(fl 16th century).

Mexican painter. Gerson’s life and oeuvre has been linked to the Apocalypse of St John frescoes (1562) in the Franciscan church of Tecamachalco in the state of Puebla. The images were first painted on amate (bark paper made from the amate tree) and later transferred to the vaults above the choir where pigments were added in the fresco medium to blend both surfaces together. The cycle came to prominence via the scholarship of Manuel Toussaint, who in 1932 assigned the authorship to a painter from Flanders named Juan Gerson. Since then, the cycle’s authorship, along with Gerson’s identity, has remained a topic of controversy. Starting in the 1960s, art historians Rosa Camelo Arredondo, Jorge Gurría Lacroix, and Constantino Reyes Valerio revised this view stating that Gerson was instead a local indigenous artist.

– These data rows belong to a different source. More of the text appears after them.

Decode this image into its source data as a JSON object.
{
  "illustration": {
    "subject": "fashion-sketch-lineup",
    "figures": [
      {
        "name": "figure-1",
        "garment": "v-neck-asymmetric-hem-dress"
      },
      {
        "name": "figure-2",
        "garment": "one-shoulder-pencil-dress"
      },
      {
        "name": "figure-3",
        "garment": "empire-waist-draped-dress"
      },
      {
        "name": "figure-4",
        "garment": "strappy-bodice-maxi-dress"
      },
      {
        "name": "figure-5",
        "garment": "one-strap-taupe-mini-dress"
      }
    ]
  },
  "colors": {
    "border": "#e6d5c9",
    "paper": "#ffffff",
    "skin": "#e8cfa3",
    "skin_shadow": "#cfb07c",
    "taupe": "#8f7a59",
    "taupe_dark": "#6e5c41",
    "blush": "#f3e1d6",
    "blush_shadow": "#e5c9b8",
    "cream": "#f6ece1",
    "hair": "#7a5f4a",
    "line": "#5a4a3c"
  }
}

They agreed that Gerson was the principal master behind these images whose technique remains a prime example of how Pre-Columbian and European traditions were intertwined in religious spaces in New Spain....